__PROVIDED RECORDS__:
◆ ◆ ◆ ◆ ◆

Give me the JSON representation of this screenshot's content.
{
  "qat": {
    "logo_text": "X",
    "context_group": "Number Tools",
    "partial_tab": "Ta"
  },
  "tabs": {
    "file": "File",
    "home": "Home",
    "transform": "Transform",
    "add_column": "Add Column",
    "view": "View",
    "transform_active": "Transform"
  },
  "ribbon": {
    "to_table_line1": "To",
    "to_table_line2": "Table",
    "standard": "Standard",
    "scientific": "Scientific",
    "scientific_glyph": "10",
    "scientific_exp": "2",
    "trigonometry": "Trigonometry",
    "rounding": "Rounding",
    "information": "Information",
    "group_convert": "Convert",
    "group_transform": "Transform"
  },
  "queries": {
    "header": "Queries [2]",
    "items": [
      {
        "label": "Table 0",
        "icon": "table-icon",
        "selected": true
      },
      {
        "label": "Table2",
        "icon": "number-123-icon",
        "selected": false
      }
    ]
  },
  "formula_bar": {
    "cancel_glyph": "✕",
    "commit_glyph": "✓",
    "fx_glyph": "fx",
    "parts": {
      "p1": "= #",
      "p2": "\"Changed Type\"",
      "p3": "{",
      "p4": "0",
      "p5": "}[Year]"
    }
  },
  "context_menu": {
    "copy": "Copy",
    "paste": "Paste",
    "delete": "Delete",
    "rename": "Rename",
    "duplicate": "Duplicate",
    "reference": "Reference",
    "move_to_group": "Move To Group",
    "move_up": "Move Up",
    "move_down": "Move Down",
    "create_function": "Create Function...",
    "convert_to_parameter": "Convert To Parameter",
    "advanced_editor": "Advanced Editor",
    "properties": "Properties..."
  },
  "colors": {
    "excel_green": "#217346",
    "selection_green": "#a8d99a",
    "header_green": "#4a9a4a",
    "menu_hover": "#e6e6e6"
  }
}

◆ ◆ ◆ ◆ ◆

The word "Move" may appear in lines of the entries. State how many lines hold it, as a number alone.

3